> TASK DESCRIPTION: Retype the entries in full, exactly.
EXTRACTED INFORMATION below:
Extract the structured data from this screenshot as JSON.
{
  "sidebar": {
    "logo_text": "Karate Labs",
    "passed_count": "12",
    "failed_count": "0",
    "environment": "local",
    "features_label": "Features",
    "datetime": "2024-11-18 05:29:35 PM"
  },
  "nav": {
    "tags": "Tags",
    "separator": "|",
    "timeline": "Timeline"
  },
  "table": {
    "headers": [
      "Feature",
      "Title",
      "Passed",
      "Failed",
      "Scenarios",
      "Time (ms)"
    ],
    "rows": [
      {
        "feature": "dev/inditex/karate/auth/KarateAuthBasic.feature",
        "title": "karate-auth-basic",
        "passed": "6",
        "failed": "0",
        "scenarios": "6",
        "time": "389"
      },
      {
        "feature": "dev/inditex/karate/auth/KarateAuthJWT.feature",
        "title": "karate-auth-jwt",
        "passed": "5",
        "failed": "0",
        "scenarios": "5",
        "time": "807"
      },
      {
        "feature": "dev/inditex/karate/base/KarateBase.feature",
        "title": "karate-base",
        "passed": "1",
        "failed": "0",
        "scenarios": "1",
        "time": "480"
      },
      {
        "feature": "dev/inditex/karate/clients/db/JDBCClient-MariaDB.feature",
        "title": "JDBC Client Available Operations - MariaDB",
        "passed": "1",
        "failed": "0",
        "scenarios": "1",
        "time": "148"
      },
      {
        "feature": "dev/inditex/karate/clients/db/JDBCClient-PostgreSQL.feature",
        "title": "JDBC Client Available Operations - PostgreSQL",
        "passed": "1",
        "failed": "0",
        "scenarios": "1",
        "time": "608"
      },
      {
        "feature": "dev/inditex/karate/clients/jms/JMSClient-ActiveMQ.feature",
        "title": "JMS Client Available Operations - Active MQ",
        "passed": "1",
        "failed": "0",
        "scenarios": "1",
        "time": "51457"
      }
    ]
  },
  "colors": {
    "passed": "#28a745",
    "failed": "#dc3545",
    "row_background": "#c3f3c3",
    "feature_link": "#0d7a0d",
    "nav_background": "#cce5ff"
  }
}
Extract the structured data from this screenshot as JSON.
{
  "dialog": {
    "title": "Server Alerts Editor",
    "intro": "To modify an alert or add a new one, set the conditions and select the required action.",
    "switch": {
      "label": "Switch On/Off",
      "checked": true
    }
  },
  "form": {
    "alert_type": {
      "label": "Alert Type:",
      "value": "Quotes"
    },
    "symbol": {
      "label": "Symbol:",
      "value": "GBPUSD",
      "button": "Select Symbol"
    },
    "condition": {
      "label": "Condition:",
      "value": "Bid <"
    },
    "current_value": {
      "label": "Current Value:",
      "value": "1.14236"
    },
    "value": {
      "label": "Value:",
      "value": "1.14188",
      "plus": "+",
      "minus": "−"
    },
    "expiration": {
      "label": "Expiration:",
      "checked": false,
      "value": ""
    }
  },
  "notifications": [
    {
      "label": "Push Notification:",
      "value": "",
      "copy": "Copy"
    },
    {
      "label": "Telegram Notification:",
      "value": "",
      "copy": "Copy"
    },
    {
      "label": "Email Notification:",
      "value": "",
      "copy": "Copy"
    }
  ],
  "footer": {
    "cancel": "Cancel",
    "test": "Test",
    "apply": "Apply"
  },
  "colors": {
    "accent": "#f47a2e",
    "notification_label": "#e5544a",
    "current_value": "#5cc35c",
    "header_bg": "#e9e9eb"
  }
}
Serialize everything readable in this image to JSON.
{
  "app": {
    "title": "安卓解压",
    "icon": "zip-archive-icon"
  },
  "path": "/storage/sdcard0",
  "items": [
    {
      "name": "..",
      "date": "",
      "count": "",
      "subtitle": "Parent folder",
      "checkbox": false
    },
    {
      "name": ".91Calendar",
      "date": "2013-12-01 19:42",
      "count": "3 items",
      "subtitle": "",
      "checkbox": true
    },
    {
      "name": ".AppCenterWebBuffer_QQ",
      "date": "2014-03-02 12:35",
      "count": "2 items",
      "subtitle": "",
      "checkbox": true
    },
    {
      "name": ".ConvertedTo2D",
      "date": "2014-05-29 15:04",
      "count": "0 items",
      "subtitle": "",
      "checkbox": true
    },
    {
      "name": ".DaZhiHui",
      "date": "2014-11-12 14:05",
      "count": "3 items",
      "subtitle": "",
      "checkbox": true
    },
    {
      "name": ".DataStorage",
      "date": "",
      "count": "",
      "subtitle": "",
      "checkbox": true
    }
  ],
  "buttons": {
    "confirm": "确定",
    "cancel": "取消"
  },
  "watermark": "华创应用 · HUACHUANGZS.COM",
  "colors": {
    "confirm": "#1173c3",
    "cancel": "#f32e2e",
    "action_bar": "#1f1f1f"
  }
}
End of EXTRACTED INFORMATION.
> EXPECTED OUTPUT:
Extract the structured data from this screenshot as JSON.
{
  "sidebar": {
    "logo_text": "Karate Labs",
    "passed_count": "12",
    "failed_count": "0",
    "environment": "local",
    "features_label": "Features",
    "datetime": "2024-11-18 05:29:35 PM"
  },
  "nav": {
    "tags": "Tags",
    "separator": "|",
    "timeline": "Timeline"
  },
  "table": {
    "headers": [
      "Feature",
      "Title",
      "Passed",
      "Failed",
      "Scenarios",
      "Time (ms)"
    ],
    "rows": [
      {
        "feature": "dev/inditex/karate/auth/KarateAuthBasic.feature",
        "title": "karate-auth-basic",
        "passed": "6",
        "failed": "0",
        "scenarios": "6",
        "time": "389"
      },
      {
        "feature": "dev/inditex/karate/auth/KarateAuthJWT.feature",
        "title": "karate-auth-jwt",
        "passed": "5",
        "failed": "0",
        "scenarios": "5",
        "time": "807"
      },
      {
        "feature": "dev/inditex/karate/base/KarateBase.feature",
        "title": "karate-base",
        "passed": "1",
        "failed": "0",
        "scenarios": "1",
        "time": "480"
      },
      {
        "feature": "dev/inditex/karate/clients/db/JDBCClient-MariaDB.feature",
        "title": "JDBC Client Available Operations - MariaDB",
        "passed": "1",
        "failed": "0",
        "scenarios": "1",
        "time": "148"
      },
      {
        "feature": "dev/inditex/karate/clients/db/JDBCClient-PostgreSQL.feature",
        "title": "JDBC Client Available Operations - PostgreSQL",
        "passed": "1",
        "failed": "0",
        "scenarios": "1",
        "time": "608"
      },
      {
        "feature": "dev/inditex/karate/clients/jms/JMSClient-ActiveMQ.feature",
        "title": "JMS Client Available Operations - Active MQ",
        "passed": "1",
        "failed": "0",
        "scenarios": "1",
        "time": "51457"
      }
    ]
  },
  "colors": {
    "passed": "#28a745",
    "failed": "#dc3545",
    "row_background": "#c3f3c3",
    "feature_link": "#0d7a0d",
    "nav_background": "#cce5ff"
  }
}
Extract the structured data from this screenshot as JSON.
{
  "dialog": {
    "title": "Server Alerts Editor",
    "intro": "To modify an alert or add a new one, set the conditions and select the required action.",
    "switch": {
      "label": "Switch On/Off",
      "checked": true
    }
  },
  "form": {
    "alert_type": {
      "label": "Alert Type:",
      "value": "Quotes"
    },
    "symbol": {
      "label": "Symbol:",
      "value": "GBPUSD",
      "button": "Select Symbol"
    },
    "condition": {
      "label": "Condition:",
      "value": "Bid <"
    },
    "current_value": {
      "label": "Current Value:",
      "value": "1.14236"
    },
    "value": {
      "label": "Value:",
      "value": "1.14188",
      "plus": "+",
      "minus": "−"
    },
    "expiration": {
      "label": "Expiration:",
      "checked": false,
      "value": ""
    }
  },
  "notifications": [
    {
      "label": "Push Notification:",
      "value": "",
      "copy": "Copy"
    },
    {
      "label": "Telegram Notification:",
      "value": "",
      "copy": "Copy"
    },
    {
      "label": "Email Notification:",
      "value": "",
      "copy": "Copy"
    }
  ],
  "footer": {
    "cancel": "Cancel",
    "test": "Test",
    "apply": "Apply"
  },
  "colors": {
    "accent": "#f47a2e",
    "notification_label": "#e5544a",
    "current_value": "#5cc35c",
    "header_bg": "#e9e9eb"
  }
}
Serialize everything readable in this image to JSON.
{
  "app": {
    "title": "安卓解压",
    "icon": "zip-archive-icon"
  },
  "path": "/storage/sdcard0",
  "items": [
    {
      "name": "..",
      "date": "",
      "count": "",
      "subtitle": "Parent folder",
      "checkbox": false
    },
    {
      "name": ".91Calendar",
      "date": "2013-12-01 19:42",
      "count": "3 items",
      "subtitle": "",
      "checkbox": true
    },
    {
      "name": ".AppCenterWebBuffer_QQ",
      "date": "2014-03-02 12:35",
      "count": "2 items",
      "subtitle": "",
      "checkbox": true
    },
    {
      "name": ".ConvertedTo2D",
      "date": "2014-05-29 15:04",
      "count": "0 items",
      "subtitle": "",
      "checkbox": true
    },
    {
      "name": ".DaZhiHui",
      "date": "2014-11-12 14:05",
      "count": "3 items",
      "subtitle": "",
      "checkbox": true
    },
    {
      "name": ".DataStorage",
      "date": "",
      "count": "",
      "subtitle": "",
      "checkbox": true
    }
  ],
  "buttons": {
    "confirm": "确定",
    "cancel": "取消"
  },
  "watermark": "华创应用 · HUACHUANGZS.COM",
  "colors": {
    "confirm": "#1173c3",
    "cancel": "#f32e2e",
    "action_bar": "#1f1f1f"
  }
}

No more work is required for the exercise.